So even before a fashion goes mainstream (be it UI or clothing), there are a set of innovators out there working on the next trend. Some of them will fall by the wayside and a few might get picked up. Then the early adopters will select because they want to stand out. The mainstream will follow because they want to fit in. The designs that get picked up will rise up the adoption curve and off we go again.
That's the human herd I guess...
So someday "flat" will be considered "retro". Cool.
Fancy logos are always more expensive. The move to flatter and less complicated logo are probably because of more banal reasons than we suspect: cheaper printing costs and quicker page loading speeds on mobile, for example.
Especially in corporate life, where entire teams have marching orders to chase down logo and brand deviations across all media presentations to absolute exactitude in color, sizing and positioning at a level of behavioral compliance that should make it's own code listing in DSM-IV.
I can believe that quicker pageloads on mobile are a primary motivator.
That's why tech companies all moved in unison: they all realized this together.
Thanks for this infographic, Dennis! It's funny because it's true...
Indeed it is, Adam. They're all over the place now.
Not sure why logos went flat, but in UI/UX design motion is new skeuomorphism. Simulating momentum, friction, gravity and other forces of nature feeds users' brains the patterns they encounter in the real world and therefore produce stronger emotional reactions than the fake shadows. So to keep it simple, gloss, reflections, etc. had to go. Take for example, newly added transitions for iOS7 Safari toolbars. It would likely be distracting to users if toolbars stayed decorated as they were in iOS6. Performance would also suffer, note that toolbars are animated while the scrolling is in progress.
Overall this streamlining of design seems better for performance and better for mobile devices.
I googled the 'motion is new skeuomorphic' and came up with a couple of great hits:
2. notes by Runkeeper app devs: "Is Gravity Skeuomorphic? There’s chatter that the layering and depth in iOS7 is actually MORE skeuomorphic than before. All the screens-on-screens and glass and physics make the design more—not less—dependent on literal metaphors from the real world.
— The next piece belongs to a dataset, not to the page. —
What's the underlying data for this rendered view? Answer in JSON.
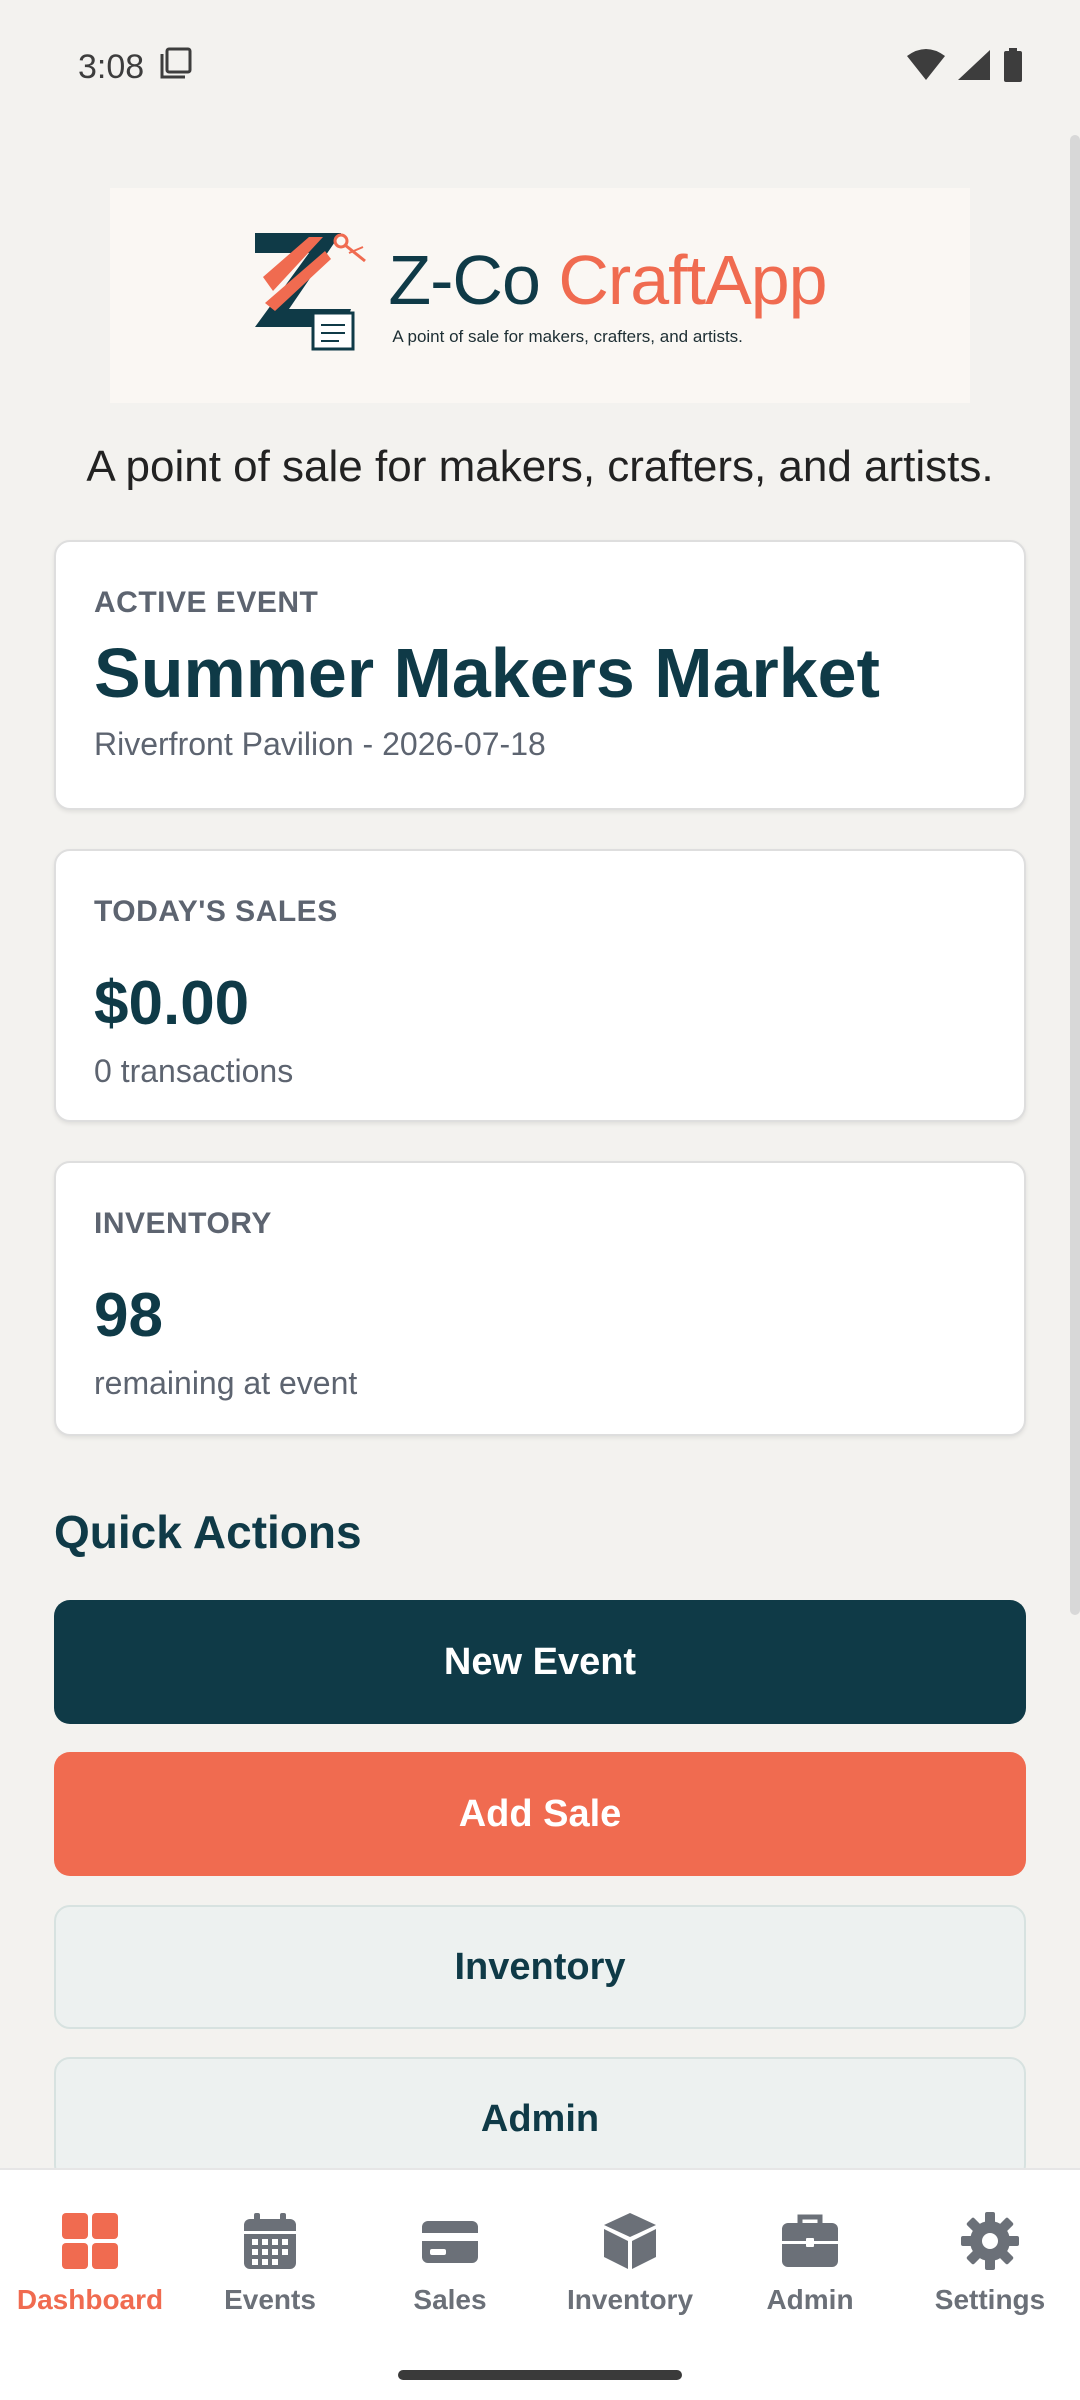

It’s true; software allows us to create things independent of constraints of physical reality (there is no gravity in the matrix), but that doesn’t mean we need to reject the fact that the operators happen to live in a familiar, learned, unavoidable physical reality. There is an actual difference between ornamenting a design with stitched leather and simply admitting that light, inertia, and matter exist as fundamental forces of physics in the universe we live in. Using transparency, blurring, laying, motion, or making objects bounce off one another is not artificial, it’s natural."
Remind me -- what's skeuomorphic?
digital mimickries of life?